[Opening Source data section]

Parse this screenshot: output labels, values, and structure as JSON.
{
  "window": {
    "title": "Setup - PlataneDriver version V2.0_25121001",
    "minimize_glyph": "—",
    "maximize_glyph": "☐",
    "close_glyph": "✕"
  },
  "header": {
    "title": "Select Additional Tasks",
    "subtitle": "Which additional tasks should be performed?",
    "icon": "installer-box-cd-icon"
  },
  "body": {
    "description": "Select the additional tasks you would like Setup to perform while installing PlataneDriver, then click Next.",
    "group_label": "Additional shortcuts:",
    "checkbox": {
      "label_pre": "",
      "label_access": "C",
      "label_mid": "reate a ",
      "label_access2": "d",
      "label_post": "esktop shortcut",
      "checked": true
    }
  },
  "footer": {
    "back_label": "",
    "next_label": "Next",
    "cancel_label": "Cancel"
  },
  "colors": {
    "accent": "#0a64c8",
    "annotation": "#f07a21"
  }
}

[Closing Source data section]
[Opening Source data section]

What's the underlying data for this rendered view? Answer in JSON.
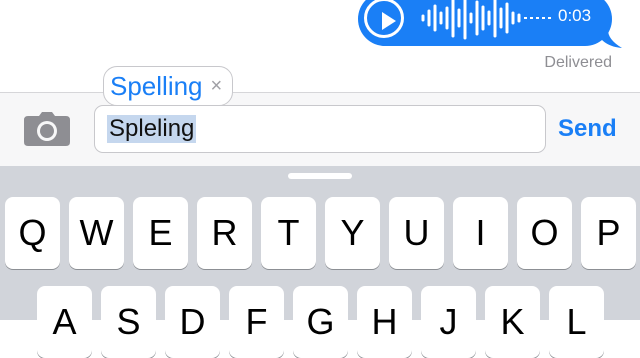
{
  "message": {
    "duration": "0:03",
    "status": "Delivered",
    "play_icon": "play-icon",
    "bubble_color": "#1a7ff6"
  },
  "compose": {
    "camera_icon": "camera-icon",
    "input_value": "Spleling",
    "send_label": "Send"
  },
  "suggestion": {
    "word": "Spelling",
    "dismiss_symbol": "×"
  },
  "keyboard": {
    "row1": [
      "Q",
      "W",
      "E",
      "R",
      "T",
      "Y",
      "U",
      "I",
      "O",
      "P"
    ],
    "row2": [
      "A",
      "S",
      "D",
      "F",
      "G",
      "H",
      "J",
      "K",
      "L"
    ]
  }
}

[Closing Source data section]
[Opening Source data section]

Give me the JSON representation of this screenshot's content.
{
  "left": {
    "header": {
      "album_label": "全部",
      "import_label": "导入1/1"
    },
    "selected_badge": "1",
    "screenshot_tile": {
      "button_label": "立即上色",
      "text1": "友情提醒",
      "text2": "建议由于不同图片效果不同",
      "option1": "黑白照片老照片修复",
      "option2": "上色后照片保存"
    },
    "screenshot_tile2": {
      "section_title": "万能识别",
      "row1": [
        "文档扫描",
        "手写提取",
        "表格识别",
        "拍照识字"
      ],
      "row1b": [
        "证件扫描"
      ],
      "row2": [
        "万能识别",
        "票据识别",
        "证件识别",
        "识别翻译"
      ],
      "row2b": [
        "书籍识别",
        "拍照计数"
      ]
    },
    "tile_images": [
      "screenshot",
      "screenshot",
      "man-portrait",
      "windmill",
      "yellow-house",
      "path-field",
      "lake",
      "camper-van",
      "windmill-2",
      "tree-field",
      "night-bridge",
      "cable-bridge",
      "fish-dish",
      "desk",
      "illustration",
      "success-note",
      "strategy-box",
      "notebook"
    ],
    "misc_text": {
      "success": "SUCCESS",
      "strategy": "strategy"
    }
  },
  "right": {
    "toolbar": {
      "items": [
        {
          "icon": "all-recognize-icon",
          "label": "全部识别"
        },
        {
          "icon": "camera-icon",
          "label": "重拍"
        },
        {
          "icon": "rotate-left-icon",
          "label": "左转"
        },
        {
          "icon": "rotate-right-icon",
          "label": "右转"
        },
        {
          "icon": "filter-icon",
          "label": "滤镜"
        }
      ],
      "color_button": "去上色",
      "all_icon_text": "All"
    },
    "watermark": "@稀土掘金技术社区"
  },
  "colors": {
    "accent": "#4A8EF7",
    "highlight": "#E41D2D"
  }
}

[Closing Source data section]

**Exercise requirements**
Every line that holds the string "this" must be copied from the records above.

**Task output**
Parse this screenshot: output labels, values, and structure as JSON.
What's the underlying data for this rendered view? Answer in JSON.
Give me the JSON representation of this screenshot's content.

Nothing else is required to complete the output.